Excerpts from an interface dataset
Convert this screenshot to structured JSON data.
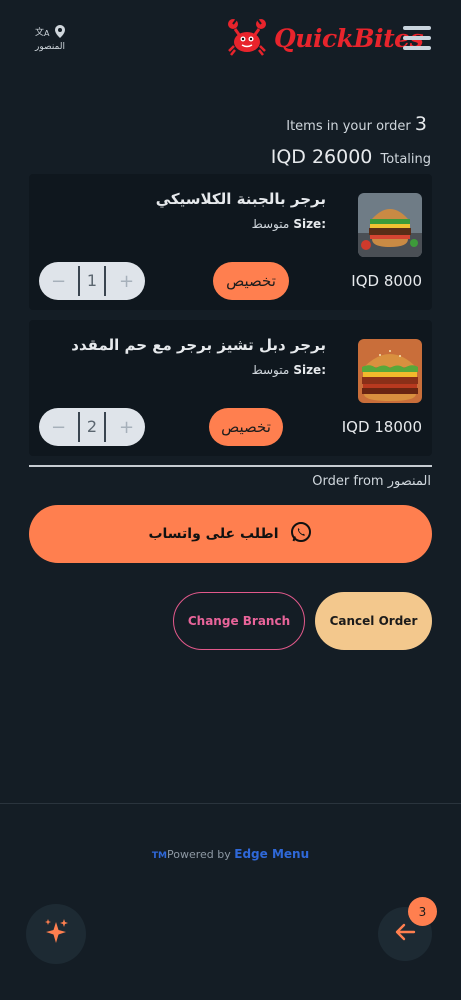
{
  "header": {
    "branch_label": "المنصور",
    "brand": "QuickBites",
    "icons": [
      "location-pin-icon",
      "translate-icon",
      "crab-logo-icon",
      "menu-icon"
    ],
    "brand_color": "#e8242c"
  },
  "summary": {
    "item_count": "3",
    "items_label": "Items in your order",
    "total": "IQD 26000",
    "totaling_label": "Totaling"
  },
  "items": [
    {
      "name": "برجر بالجبنة الكلاسيكي",
      "size_label": "Size:",
      "size_value": "متوسط",
      "price": "IQD 8000",
      "customize_label": "تخصيص",
      "quantity": "1",
      "minus": "−",
      "plus": "+"
    },
    {
      "name": "برجر دبل تشيز برجر مع حم المقدد",
      "size_label": "Size:",
      "size_value": "متوسط",
      "price": "IQD 18000",
      "customize_label": "تخصيص",
      "quantity": "2",
      "minus": "−",
      "plus": "+"
    }
  ],
  "order_from": "Order from المنصور",
  "actions": {
    "whatsapp_label": "اطلب على واتساب",
    "change_branch": "Change Branch",
    "cancel_order": "Cancel Order"
  },
  "footer": {
    "tm": "TM",
    "powered_by": "Powered by",
    "brand": "Edge Menu"
  },
  "fab": {
    "badge": "3",
    "left_icon": "sparkles-icon",
    "right_icon": "arrow-left-icon"
  },
  "colors": {
    "accent": "#ff7f4f",
    "background": "#141d25",
    "card": "#0f171e",
    "cancel": "#f3c88d",
    "change_branch": "#e2598b",
    "powered_brand": "#2f68d8"
  }
}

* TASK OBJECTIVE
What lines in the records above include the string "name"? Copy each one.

* TASK OUTPUT
      "name": "برجر بالجبنة الكلاسيكي",
      "name": "برجر دبل تشيز برجر مع حم المقدد",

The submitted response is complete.